Tesla CEO Elon Musk stands to be the next owner of Twitter, having pledged roughly $44 billion to buy the social platform and take it private. Assuming that happens, next up on his agenda will be planning how to fulfill his promises to develop new Twitter features, open its algorithm to public inspection and defeat “spambots” on the service that mimic real users.
He’ll also need to have the company start “authenticating all humans,” as he described it in a statement quoted in the Monday press release announcing the acquisition. What exactly Musk meant by the phrase remains unclear.
So does the question of whether his ideas are technologically possible and how we’ll know if these changes would benefit users or serve some other purpose.

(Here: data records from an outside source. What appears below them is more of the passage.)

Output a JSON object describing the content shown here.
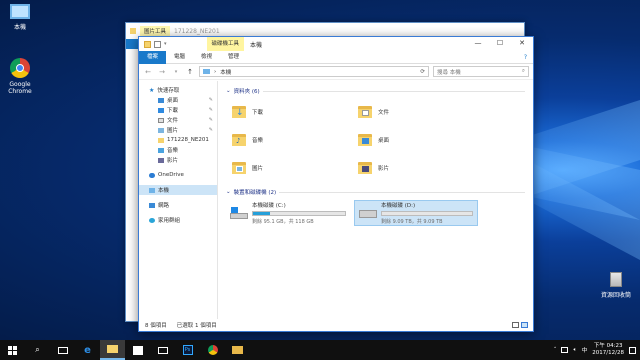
{
  "desktop": {
    "icons": [
      {
        "name": "this-pc",
        "label": "本機"
      },
      {
        "name": "google-chrome",
        "label": "Google\nChrome"
      },
      {
        "name": "recycle-bin",
        "label": "資源回收筒"
      }
    ]
  },
  "back_window": {
    "ctx_tab": "圖片工具",
    "title": "171228_NE201"
  },
  "window": {
    "ctx_tab": "磁碟機工具",
    "title": "本機",
    "controls": {
      "min": "—",
      "max": "☐",
      "close": "✕"
    },
    "tabs": [
      "檔案",
      "電腦",
      "檢視",
      "管理"
    ],
    "help": "?",
    "address": {
      "path": "本機",
      "separator": "›"
    },
    "search": {
      "placeholder": "搜尋 本機"
    },
    "nav_pane": [
      {
        "label": "快速存取",
        "level": 0
      },
      {
        "label": "桌面",
        "level": 1,
        "pinned": true
      },
      {
        "label": "下載",
        "level": 1,
        "pinned": true
      },
      {
        "label": "文件",
        "level": 1,
        "pinned": true
      },
      {
        "label": "圖片",
        "level": 1,
        "pinned": true
      },
      {
        "label": "171228_NE201",
        "level": 1
      },
      {
        "label": "音樂",
        "level": 1
      },
      {
        "label": "影片",
        "level": 1
      },
      {
        "label": "OneDrive",
        "level": 0
      },
      {
        "label": "本機",
        "level": 0,
        "selected": true
      },
      {
        "label": "網路",
        "level": 0
      },
      {
        "label": "家用群組",
        "level": 0
      }
    ],
    "folders_header": "資料夾 (6)",
    "folders": [
      "下載",
      "文件",
      "音樂",
      "桌面",
      "圖片",
      "影片"
    ],
    "drives_header": "裝置和磁碟機 (2)",
    "drives": [
      {
        "name": "本機磁碟 (C:)",
        "free": "剩餘 95.1 GB，共 118 GB",
        "used_fraction": 0.19
      },
      {
        "name": "本機磁碟 (D:)",
        "free": "剩餘 9.09 TB，共 9.09 TB",
        "used_fraction": 0.0,
        "selected": true
      }
    ],
    "status": {
      "items": "8 個項目",
      "selected": "已選取 1 個項目"
    }
  },
  "taskbar": {
    "clock_period": "下午 04:23",
    "clock_date": "2017/12/28",
    "ime": "中"
  },
  "colors": {
    "accent": "#1979ca",
    "selection": "#cce4f7",
    "drive_bar": "#26a0da",
    "folder": "#f6d36d"
  }
}
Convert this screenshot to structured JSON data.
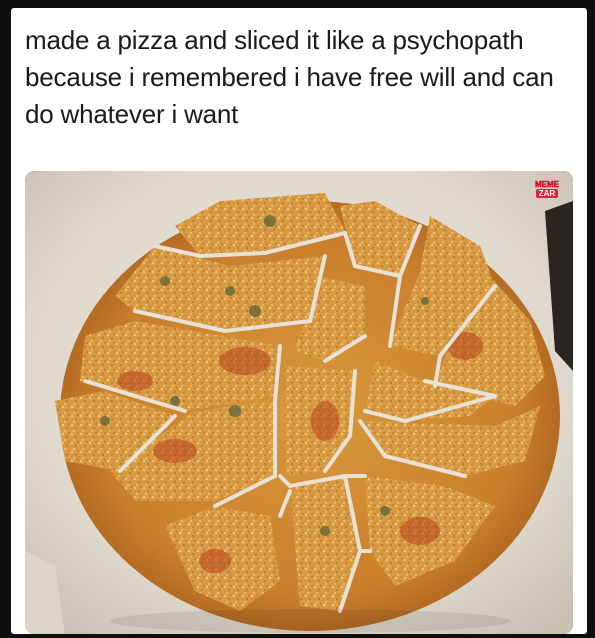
{
  "post": {
    "caption": "made a pizza and sliced it like a psychopath because i remembered i have free will and can do whatever i want"
  },
  "watermark": {
    "line1": "MEME",
    "line2": "ZAR"
  }
}
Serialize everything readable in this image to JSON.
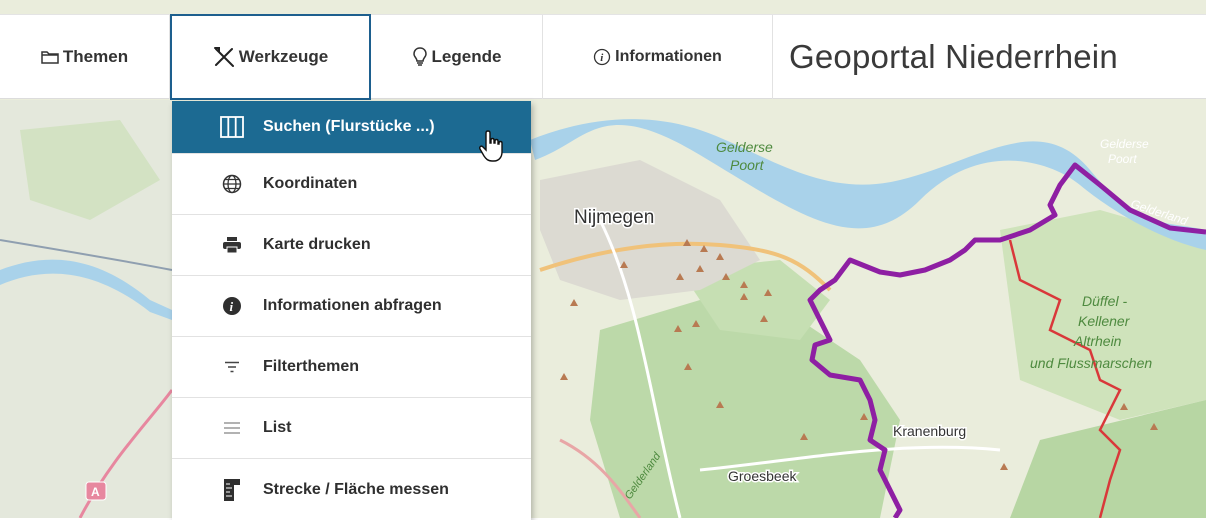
{
  "tabs": [
    {
      "label": "Themen",
      "icon": "folder-icon"
    },
    {
      "label": "Werkzeuge",
      "icon": "tools-icon"
    },
    {
      "label": "Legende",
      "icon": "lightbulb-icon"
    },
    {
      "label": "Informationen",
      "icon": "info-circle-icon"
    }
  ],
  "portal_title": "Geoportal Niederrhein",
  "menu": {
    "items": [
      {
        "label": "Suchen (Flurstücke ...)",
        "icon": "columns-icon",
        "active": true
      },
      {
        "label": "Koordinaten",
        "icon": "globe-icon"
      },
      {
        "label": "Karte drucken",
        "icon": "printer-icon"
      },
      {
        "label": "Informationen abfragen",
        "icon": "info-filled-icon"
      },
      {
        "label": "Filterthemen",
        "icon": "filter-icon"
      },
      {
        "label": "List",
        "icon": "list-icon"
      },
      {
        "label": "Strecke / Fläche messen",
        "icon": "ruler-icon"
      }
    ]
  },
  "map": {
    "places": [
      "Nijmegen",
      "Kranenburg",
      "Groesbeek"
    ],
    "areas": [
      "Gelderse Poort",
      "Gelderse Poort",
      "Gelderland",
      "Düffel - Kellener Altrhein und Flussmarschen",
      "Gelderland"
    ],
    "road_badge": "A",
    "colors": {
      "border": "#8b1fa0",
      "red_line": "#d9383a",
      "river": "#a8d0ea",
      "forest": "#b6d5a4",
      "land": "#e8ecd8"
    }
  }
}
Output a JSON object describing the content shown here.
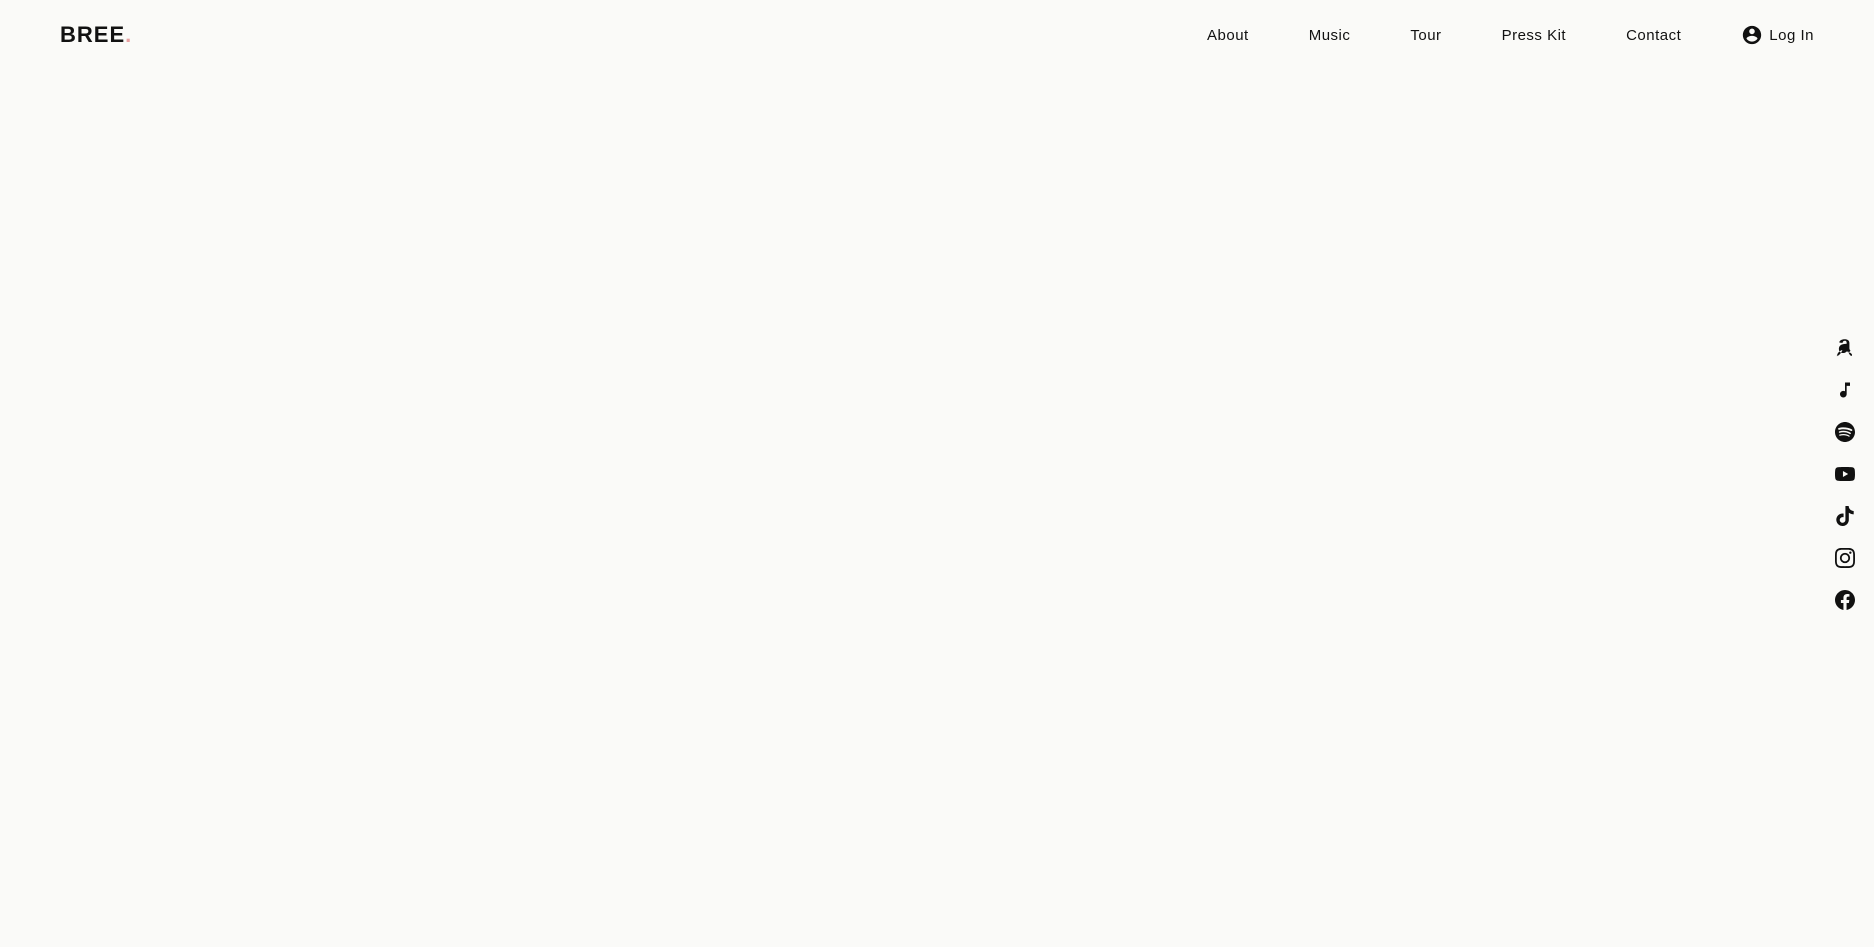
{
  "site": {
    "background_color": "#fafaf8"
  },
  "header": {
    "logo": {
      "text": "BREE",
      "dot": "."
    },
    "nav": {
      "items": [
        {
          "label": "About",
          "id": "about"
        },
        {
          "label": "Music",
          "id": "music"
        },
        {
          "label": "Tour",
          "id": "tour"
        },
        {
          "label": "Press Kit",
          "id": "press-kit"
        },
        {
          "label": "Contact",
          "id": "contact"
        }
      ]
    },
    "login": {
      "label": "Log In"
    }
  },
  "social": {
    "items": [
      {
        "id": "amazon-music",
        "label": "Amazon Music"
      },
      {
        "id": "apple-music",
        "label": "Apple Music"
      },
      {
        "id": "spotify",
        "label": "Spotify"
      },
      {
        "id": "youtube",
        "label": "YouTube"
      },
      {
        "id": "tiktok",
        "label": "TikTok"
      },
      {
        "id": "instagram",
        "label": "Instagram"
      },
      {
        "id": "facebook",
        "label": "Facebook"
      }
    ]
  }
}
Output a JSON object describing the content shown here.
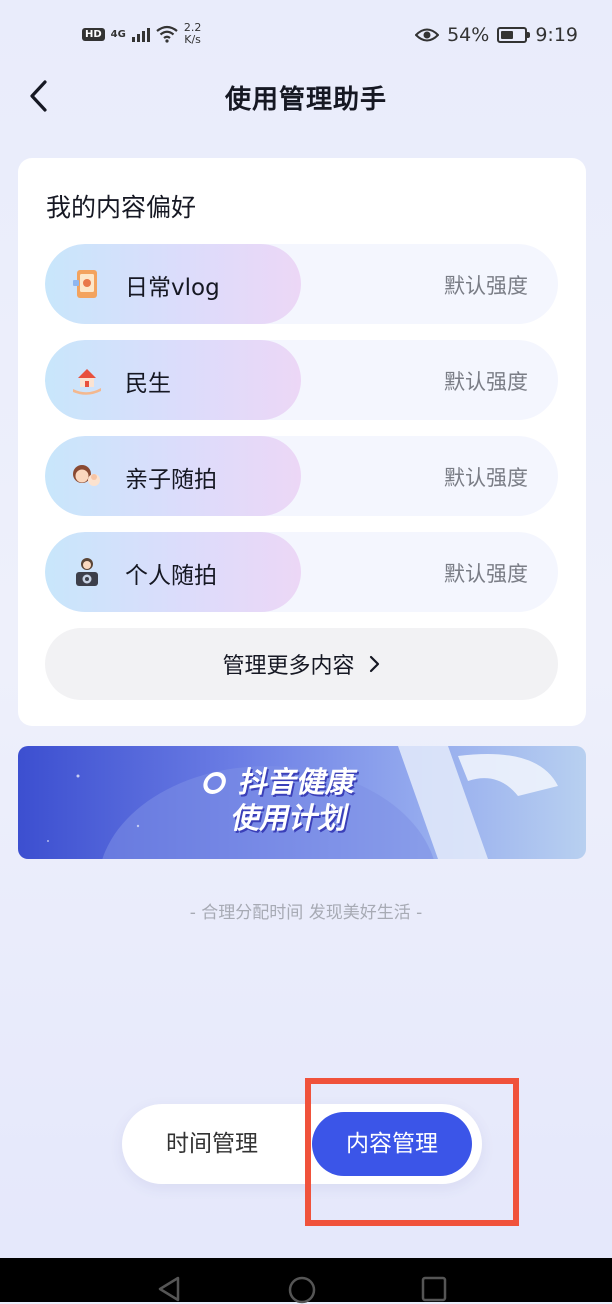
{
  "status_bar": {
    "hd": "HD",
    "network": "4G",
    "speed_value": "2.2",
    "speed_unit": "K/s",
    "battery": "54%",
    "battery_level": 0.54,
    "time": "9:19"
  },
  "header": {
    "title": "使用管理助手"
  },
  "preferences": {
    "title": "我的内容偏好",
    "items": [
      {
        "label": "日常vlog",
        "strength": "默认强度",
        "icon": "phone-vlog-icon"
      },
      {
        "label": "民生",
        "strength": "默认强度",
        "icon": "house-hand-icon"
      },
      {
        "label": "亲子随拍",
        "strength": "默认强度",
        "icon": "family-faces-icon"
      },
      {
        "label": "个人随拍",
        "strength": "默认强度",
        "icon": "camera-person-icon"
      }
    ],
    "manage_more": "管理更多内容"
  },
  "banner": {
    "line1": "抖音健康",
    "line2": "使用计划"
  },
  "footer_note": "- 合理分配时间 发现美好生活 -",
  "tabs": {
    "time": "时间管理",
    "content": "内容管理",
    "active": "content"
  },
  "colors": {
    "accent": "#3b55e8",
    "highlight": "#f0523b",
    "strength_text": "#7a7d86"
  }
}
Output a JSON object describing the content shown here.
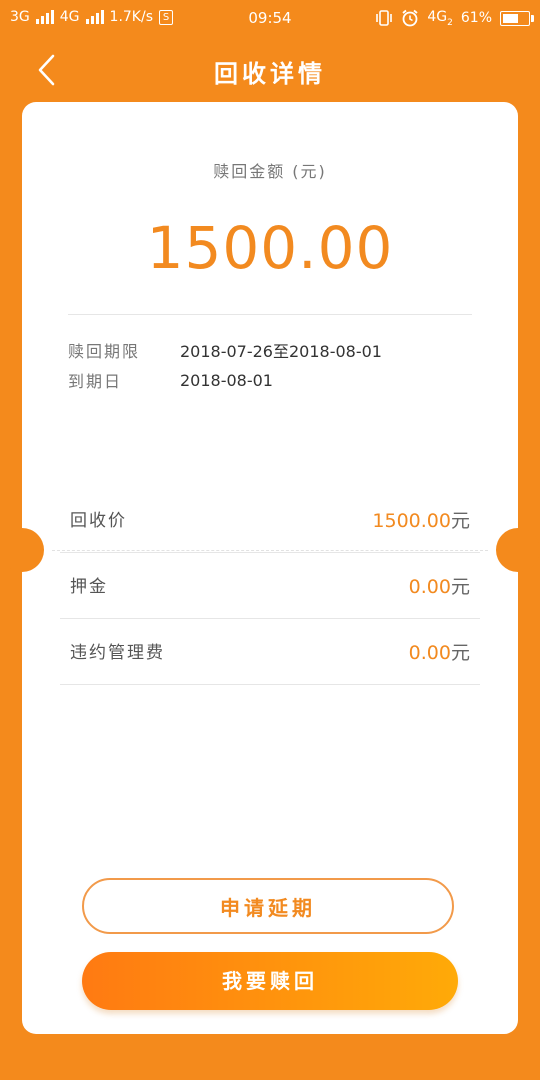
{
  "status_bar": {
    "network1": "3G",
    "network2": "4G",
    "speed": "1.7K/s",
    "s_badge": "S",
    "time": "09:54",
    "network3": "4G",
    "network3_sub": "2",
    "battery": "61%",
    "battery_level": 0.61
  },
  "header": {
    "title": "回收详情",
    "back_icon": "chevron-left-icon"
  },
  "summary": {
    "amount_label": "赎回金额 (元)",
    "amount": "1500.00",
    "period_label": "赎回期限",
    "period_value": "2018-07-26至2018-08-01",
    "due_label": "到期日",
    "due_value": "2018-08-01"
  },
  "fees": [
    {
      "label": "回收价",
      "value": "1500.00",
      "unit": "元"
    },
    {
      "label": "押金",
      "value": "0.00",
      "unit": "元"
    },
    {
      "label": "违约管理费",
      "value": "0.00",
      "unit": "元"
    }
  ],
  "actions": {
    "extend_label": "申请延期",
    "redeem_label": "我要赎回"
  },
  "colors": {
    "background": "#F48A1C",
    "accent": "#F28A20",
    "gradient_start": "#FF7A12",
    "gradient_end": "#FFAA08"
  }
}
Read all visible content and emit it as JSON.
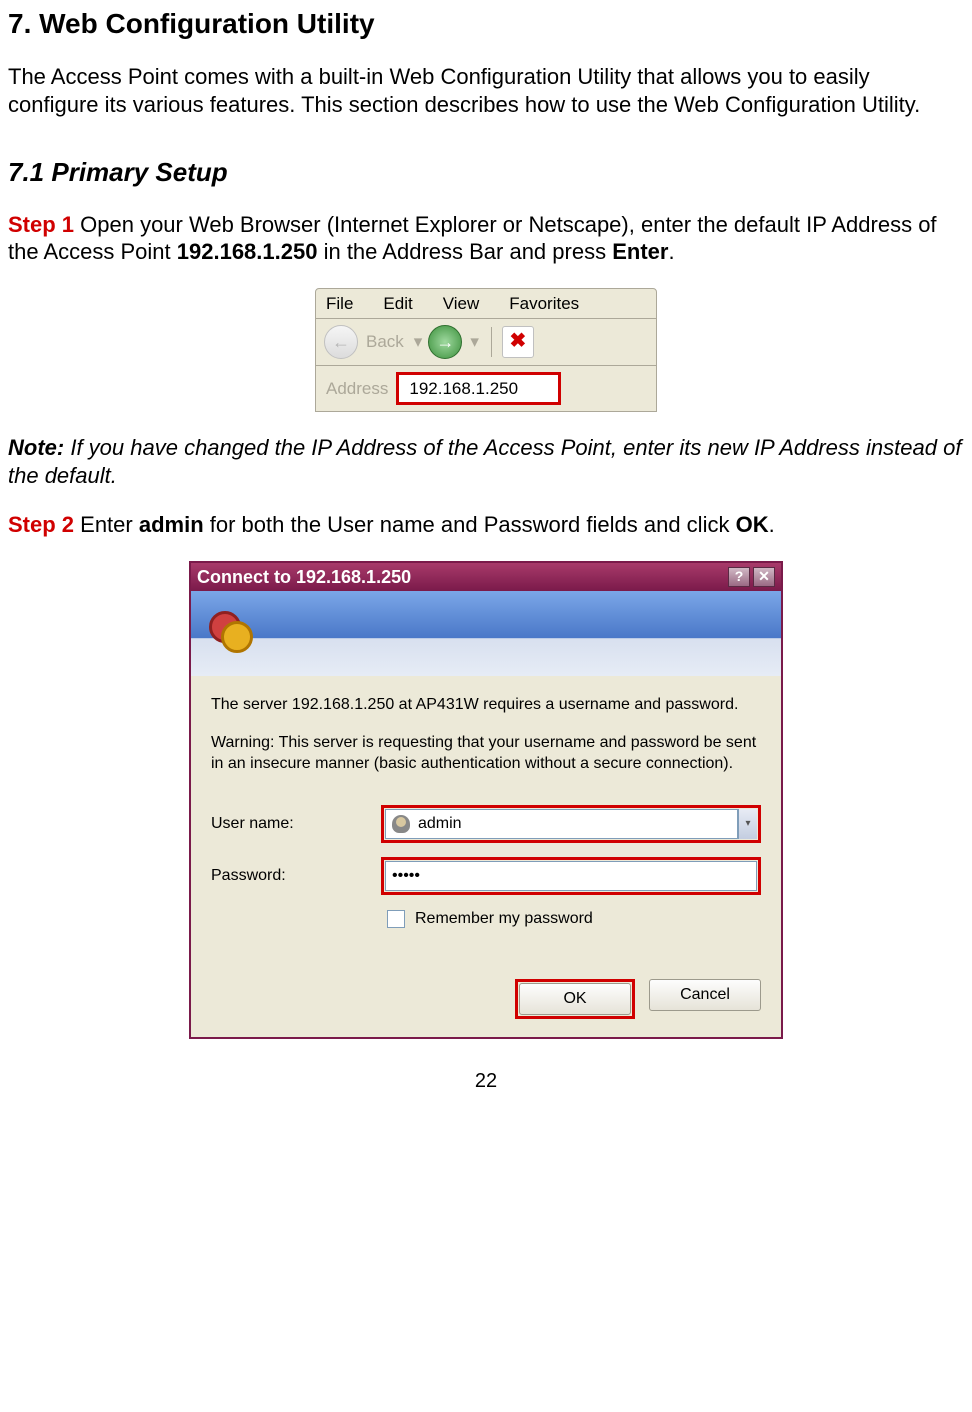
{
  "heading": "7. Web Configuration Utility",
  "intro": "The Access Point comes with a built-in Web Configuration Utility that allows you to easily configure its various features. This section describes how to use the Web Configuration Utility.",
  "subheading": "7.1 Primary Setup",
  "step1": {
    "label": "Step 1",
    "text_a": " Open your Web Browser (Internet Explorer or Netscape), enter the default IP Address of the Access Point ",
    "ip": "192.168.1.250",
    "text_b": " in the Address Bar and press ",
    "enter": "Enter",
    "text_c": "."
  },
  "browser": {
    "menu": {
      "file": "File",
      "edit": "Edit",
      "view": "View",
      "favorites": "Favorites"
    },
    "back": "Back",
    "addr_label": "Address",
    "addr_value": "192.168.1.250"
  },
  "note": {
    "label": "Note:",
    "text": " If you have changed the IP Address of the Access Point, enter its new IP Address instead of the default."
  },
  "step2": {
    "label": "Step 2",
    "text_a": " Enter ",
    "admin": "admin",
    "text_b": " for both the User name and Password fields and click ",
    "ok": "OK",
    "text_c": "."
  },
  "dialog": {
    "title": "Connect to 192.168.1.250",
    "body1": "The server 192.168.1.250 at AP431W requires a username and password.",
    "body2": "Warning: This server is requesting that your username and password be sent in an insecure manner (basic authentication without a secure connection).",
    "user_label": "User name:",
    "user_value": "admin",
    "pass_label": "Password:",
    "pass_value": "•••••",
    "remember": "Remember my password",
    "ok": "OK",
    "cancel": "Cancel"
  },
  "page_number": "22"
}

Experts who have studied content moderation and researched Twitter for years have expressed doubt that Musk knows exactly what he is getting into. After all, there are plenty of fledgling examples of “free speech” focused platforms launched in the past few years as Twitter antidotes, largely by conservatives unhappy with the company’s crackdowns on hate, harassment and misinformation. Many have struggled to deal with toxic content, and at least one has been cut off by its own technology providers in protest.